[Records for this exercise Boundary: Start]

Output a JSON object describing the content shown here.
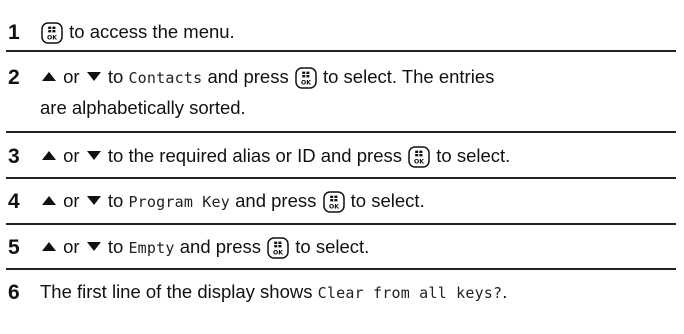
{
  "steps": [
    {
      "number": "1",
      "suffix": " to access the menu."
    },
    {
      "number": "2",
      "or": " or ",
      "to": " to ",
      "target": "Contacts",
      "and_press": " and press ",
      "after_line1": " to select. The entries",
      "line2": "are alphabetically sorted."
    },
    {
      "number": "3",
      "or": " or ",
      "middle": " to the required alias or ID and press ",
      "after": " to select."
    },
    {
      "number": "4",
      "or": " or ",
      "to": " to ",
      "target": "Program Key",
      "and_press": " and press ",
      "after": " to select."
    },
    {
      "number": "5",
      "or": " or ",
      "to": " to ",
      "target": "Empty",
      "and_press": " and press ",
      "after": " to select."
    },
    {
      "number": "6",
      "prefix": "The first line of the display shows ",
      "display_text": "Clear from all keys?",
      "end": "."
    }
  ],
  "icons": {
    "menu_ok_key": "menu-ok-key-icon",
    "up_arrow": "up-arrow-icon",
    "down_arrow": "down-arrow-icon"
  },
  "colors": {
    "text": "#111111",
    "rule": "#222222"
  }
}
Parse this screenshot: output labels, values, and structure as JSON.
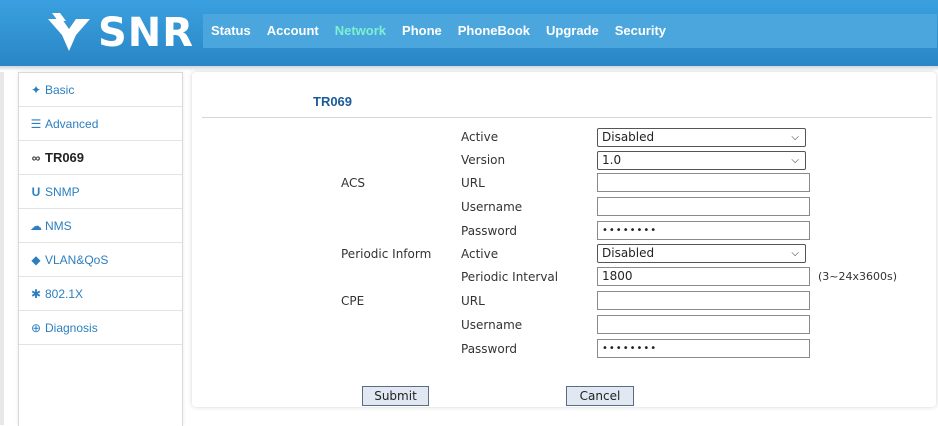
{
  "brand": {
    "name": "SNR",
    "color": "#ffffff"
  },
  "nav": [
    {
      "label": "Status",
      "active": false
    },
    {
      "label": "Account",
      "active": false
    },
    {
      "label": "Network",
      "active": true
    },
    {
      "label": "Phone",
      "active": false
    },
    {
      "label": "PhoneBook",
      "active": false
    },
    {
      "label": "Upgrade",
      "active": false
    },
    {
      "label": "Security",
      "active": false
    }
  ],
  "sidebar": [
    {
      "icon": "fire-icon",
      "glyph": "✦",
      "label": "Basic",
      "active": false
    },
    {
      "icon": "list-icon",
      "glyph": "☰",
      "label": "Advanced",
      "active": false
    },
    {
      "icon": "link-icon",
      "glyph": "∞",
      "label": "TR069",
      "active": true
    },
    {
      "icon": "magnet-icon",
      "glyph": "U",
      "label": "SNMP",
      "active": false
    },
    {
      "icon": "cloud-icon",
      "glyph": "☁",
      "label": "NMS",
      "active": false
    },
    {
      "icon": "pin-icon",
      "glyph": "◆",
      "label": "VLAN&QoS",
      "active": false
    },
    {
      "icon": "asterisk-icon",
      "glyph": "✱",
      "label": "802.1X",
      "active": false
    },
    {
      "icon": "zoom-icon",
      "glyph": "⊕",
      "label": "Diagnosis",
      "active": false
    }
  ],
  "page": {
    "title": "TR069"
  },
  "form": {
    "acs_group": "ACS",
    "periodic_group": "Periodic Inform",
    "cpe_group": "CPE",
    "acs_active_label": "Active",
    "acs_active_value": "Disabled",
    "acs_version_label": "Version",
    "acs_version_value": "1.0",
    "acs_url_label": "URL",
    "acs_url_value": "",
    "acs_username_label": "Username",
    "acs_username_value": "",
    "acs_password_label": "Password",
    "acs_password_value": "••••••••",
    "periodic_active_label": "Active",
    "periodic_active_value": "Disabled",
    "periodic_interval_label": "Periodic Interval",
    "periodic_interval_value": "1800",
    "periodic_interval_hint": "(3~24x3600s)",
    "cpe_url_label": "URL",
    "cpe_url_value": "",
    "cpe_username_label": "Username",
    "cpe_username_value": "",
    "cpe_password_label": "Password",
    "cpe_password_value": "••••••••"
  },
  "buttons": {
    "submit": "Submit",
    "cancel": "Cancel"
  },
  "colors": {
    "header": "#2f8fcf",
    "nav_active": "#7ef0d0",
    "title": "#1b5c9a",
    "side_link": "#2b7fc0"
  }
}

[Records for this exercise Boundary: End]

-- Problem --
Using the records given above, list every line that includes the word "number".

-- Exercise result --
      "number": "1",
      "number": "2",
      "number": "3",
      "number": "4",
      "number": "5",
      "number": "6",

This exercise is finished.